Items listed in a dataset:
######

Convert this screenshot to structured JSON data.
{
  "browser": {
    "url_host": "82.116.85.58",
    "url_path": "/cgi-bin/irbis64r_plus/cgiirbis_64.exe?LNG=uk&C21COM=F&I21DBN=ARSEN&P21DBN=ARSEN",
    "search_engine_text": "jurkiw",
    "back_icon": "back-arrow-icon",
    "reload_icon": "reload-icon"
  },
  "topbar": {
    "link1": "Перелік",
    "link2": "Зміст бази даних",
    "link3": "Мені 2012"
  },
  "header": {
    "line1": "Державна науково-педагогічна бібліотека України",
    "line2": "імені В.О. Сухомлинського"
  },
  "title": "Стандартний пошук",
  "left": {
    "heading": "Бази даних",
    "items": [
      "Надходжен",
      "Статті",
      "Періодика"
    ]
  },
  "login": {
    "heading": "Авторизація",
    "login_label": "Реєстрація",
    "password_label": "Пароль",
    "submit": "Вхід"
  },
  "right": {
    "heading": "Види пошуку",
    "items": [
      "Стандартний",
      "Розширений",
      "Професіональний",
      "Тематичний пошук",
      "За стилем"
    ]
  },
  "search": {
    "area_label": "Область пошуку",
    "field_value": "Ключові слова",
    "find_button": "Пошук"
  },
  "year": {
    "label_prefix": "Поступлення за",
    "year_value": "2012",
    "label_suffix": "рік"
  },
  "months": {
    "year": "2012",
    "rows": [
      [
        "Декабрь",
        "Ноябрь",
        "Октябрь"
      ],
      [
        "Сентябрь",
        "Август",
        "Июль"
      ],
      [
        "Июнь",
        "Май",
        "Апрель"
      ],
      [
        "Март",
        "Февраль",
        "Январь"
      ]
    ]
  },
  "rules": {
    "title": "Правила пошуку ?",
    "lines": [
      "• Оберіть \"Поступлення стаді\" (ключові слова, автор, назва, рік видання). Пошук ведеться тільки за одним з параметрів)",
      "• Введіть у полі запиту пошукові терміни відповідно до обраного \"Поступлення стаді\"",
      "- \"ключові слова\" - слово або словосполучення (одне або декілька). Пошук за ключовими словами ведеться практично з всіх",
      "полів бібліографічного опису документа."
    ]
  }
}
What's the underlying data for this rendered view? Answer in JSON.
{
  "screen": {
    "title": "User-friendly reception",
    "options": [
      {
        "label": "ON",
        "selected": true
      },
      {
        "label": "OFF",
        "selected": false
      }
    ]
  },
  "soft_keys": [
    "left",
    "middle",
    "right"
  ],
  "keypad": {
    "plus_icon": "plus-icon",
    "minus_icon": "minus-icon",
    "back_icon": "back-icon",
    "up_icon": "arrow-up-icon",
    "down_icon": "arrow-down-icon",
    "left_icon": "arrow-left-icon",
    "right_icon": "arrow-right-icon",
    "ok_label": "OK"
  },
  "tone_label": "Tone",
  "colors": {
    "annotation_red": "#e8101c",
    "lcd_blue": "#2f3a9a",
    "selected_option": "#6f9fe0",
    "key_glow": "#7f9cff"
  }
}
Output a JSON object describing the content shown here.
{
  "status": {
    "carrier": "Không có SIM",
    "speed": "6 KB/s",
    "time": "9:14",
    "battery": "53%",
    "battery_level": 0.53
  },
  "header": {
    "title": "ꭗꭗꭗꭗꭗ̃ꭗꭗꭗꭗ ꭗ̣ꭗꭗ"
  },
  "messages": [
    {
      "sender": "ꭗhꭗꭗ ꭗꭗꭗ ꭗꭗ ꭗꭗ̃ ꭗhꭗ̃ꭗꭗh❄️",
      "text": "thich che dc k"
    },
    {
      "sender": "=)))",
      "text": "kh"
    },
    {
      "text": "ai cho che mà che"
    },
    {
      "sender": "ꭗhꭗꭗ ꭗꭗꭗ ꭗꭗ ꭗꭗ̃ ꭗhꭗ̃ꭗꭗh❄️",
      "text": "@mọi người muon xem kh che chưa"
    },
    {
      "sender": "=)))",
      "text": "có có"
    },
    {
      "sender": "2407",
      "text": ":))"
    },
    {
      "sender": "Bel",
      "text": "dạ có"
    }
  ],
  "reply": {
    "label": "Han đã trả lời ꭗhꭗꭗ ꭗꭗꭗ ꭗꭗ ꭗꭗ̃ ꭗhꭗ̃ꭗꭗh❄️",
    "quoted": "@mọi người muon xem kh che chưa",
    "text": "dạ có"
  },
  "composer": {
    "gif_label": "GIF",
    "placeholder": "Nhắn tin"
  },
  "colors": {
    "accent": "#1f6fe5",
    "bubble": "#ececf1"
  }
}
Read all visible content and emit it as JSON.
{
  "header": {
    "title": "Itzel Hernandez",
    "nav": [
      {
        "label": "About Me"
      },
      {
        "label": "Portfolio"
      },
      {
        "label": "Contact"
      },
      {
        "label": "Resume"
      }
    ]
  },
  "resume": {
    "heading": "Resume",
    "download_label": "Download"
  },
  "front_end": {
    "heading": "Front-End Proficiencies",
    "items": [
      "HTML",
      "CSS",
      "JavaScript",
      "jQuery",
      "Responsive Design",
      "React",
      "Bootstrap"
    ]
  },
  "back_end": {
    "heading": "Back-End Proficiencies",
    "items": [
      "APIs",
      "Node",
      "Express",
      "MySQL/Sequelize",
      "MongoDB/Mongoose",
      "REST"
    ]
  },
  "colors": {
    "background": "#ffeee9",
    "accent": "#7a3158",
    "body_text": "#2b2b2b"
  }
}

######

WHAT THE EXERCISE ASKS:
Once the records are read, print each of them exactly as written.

RESULT OF THIS EXERCISE:
Convert this screenshot to structured JSON data.
{
  "browser": {
    "url_host": "82.116.85.58",
    "url_path": "/cgi-bin/irbis64r_plus/cgiirbis_64.exe?LNG=uk&C21COM=F&I21DBN=ARSEN&P21DBN=ARSEN",
    "search_engine_text": "jurkiw",
    "back_icon": "back-arrow-icon",
    "reload_icon": "reload-icon"
  },
  "topbar": {
    "link1": "Перелік",
    "link2": "Зміст бази даних",
    "link3": "Мені 2012"
  },
  "header": {
    "line1": "Державна науково-педагогічна бібліотека України",
    "line2": "імені В.О. Сухомлинського"
  },
  "title": "Стандартний пошук",
  "left": {
    "heading": "Бази даних",
    "items": [
      "Надходжен",
      "Статті",
      "Періодика"
    ]
  },
  "login": {
    "heading": "Авторизація",
    "login_label": "Реєстрація",
    "password_label": "Пароль",
    "submit": "Вхід"
  },
  "right": {
    "heading": "Види пошуку",
    "items": [
      "Стандартний",
      "Розширений",
      "Професіональний",
      "Тематичний пошук",
      "За стилем"
    ]
  },
  "search": {
    "area_label": "Область пошуку",
    "field_value": "Ключові слова",
    "find_button": "Пошук"
  },
  "year": {
    "label_prefix": "Поступлення за",
    "year_value": "2012",
    "label_suffix": "рік"
  },
  "months": {
    "year": "2012",
    "rows": [
      [
        "Декабрь",
        "Ноябрь",
        "Октябрь"
      ],
      [
        "Сентябрь",
        "Август",
        "Июль"
      ],
      [
        "Июнь",
        "Май",
        "Апрель"
      ],
      [
        "Март",
        "Февраль",
        "Январь"
      ]
    ]
  },
  "rules": {
    "title": "Правила пошуку ?",
    "lines": [
      "• Оберіть \"Поступлення стаді\" (ключові слова, автор, назва, рік видання). Пошук ведеться тільки за одним з параметрів)",
      "• Введіть у полі запиту пошукові терміни відповідно до обраного \"Поступлення стаді\"",
      "- \"ключові слова\" - слово або словосполучення (одне або декілька). Пошук за ключовими словами ведеться практично з всіх",
      "полів бібліографічного опису документа."
    ]
  }
}
What's the underlying data for this rendered view? Answer in JSON.
{
  "screen": {
    "title": "User-friendly reception",
    "options": [
      {
        "label": "ON",
        "selected": true
      },
      {
        "label": "OFF",
        "selected": false
      }
    ]
  },
  "soft_keys": [
    "left",
    "middle",
    "right"
  ],
  "keypad": {
    "plus_icon": "plus-icon",
    "minus_icon": "minus-icon",
    "back_icon": "back-icon",
    "up_icon": "arrow-up-icon",
    "down_icon": "arrow-down-icon",
    "left_icon": "arrow-left-icon",
    "right_icon": "arrow-right-icon",
    "ok_label": "OK"
  },
  "tone_label": "Tone",
  "colors": {
    "annotation_red": "#e8101c",
    "lcd_blue": "#2f3a9a",
    "selected_option": "#6f9fe0",
    "key_glow": "#7f9cff"
  }
}
Output a JSON object describing the content shown here.
{
  "status": {
    "carrier": "Không có SIM",
    "speed": "6 KB/s",
    "time": "9:14",
    "battery": "53%",
    "battery_level": 0.53
  },
  "header": {
    "title": "ꭗꭗꭗꭗꭗ̃ꭗꭗꭗꭗ ꭗ̣ꭗꭗ"
  },
  "messages": [
    {
      "sender": "ꭗhꭗꭗ ꭗꭗꭗ ꭗꭗ ꭗꭗ̃ ꭗhꭗ̃ꭗꭗh❄️",
      "text": "thich che dc k"
    },
    {
      "sender": "=)))",
      "text": "kh"
    },
    {
      "text": "ai cho che mà che"
    },
    {
      "sender": "ꭗhꭗꭗ ꭗꭗꭗ ꭗꭗ ꭗꭗ̃ ꭗhꭗ̃ꭗꭗh❄️",
      "text": "@mọi người muon xem kh che chưa"
    },
    {
      "sender": "=)))",
      "text": "có có"
    },
    {
      "sender": "2407",
      "text": ":))"
    },
    {
      "sender": "Bel",
      "text": "dạ có"
    }
  ],
  "reply": {
    "label": "Han đã trả lời ꭗhꭗꭗ ꭗꭗꭗ ꭗꭗ ꭗꭗ̃ ꭗhꭗ̃ꭗꭗh❄️",
    "quoted": "@mọi người muon xem kh che chưa",
    "text": "dạ có"
  },
  "composer": {
    "gif_label": "GIF",
    "placeholder": "Nhắn tin"
  },
  "colors": {
    "accent": "#1f6fe5",
    "bubble": "#ececf1"
  }
}
Read all visible content and emit it as JSON.
{
  "header": {
    "title": "Itzel Hernandez",
    "nav": [
      {
        "label": "About Me"
      },
      {
        "label": "Portfolio"
      },
      {
        "label": "Contact"
      },
      {
        "label": "Resume"
      }
    ]
  },
  "resume": {
    "heading": "Resume",
    "download_label": "Download"
  },
  "front_end": {
    "heading": "Front-End Proficiencies",
    "items": [
      "HTML",
      "CSS",
      "JavaScript",
      "jQuery",
      "Responsive Design",
      "React",
      "Bootstrap"
    ]
  },
  "back_end": {
    "heading": "Back-End Proficiencies",
    "items": [
      "APIs",
      "Node",
      "Express",
      "MySQL/Sequelize",
      "MongoDB/Mongoose",
      "REST"
    ]
  },
  "colors": {
    "background": "#ffeee9",
    "accent": "#7a3158",
    "body_text": "#2b2b2b"
  }
}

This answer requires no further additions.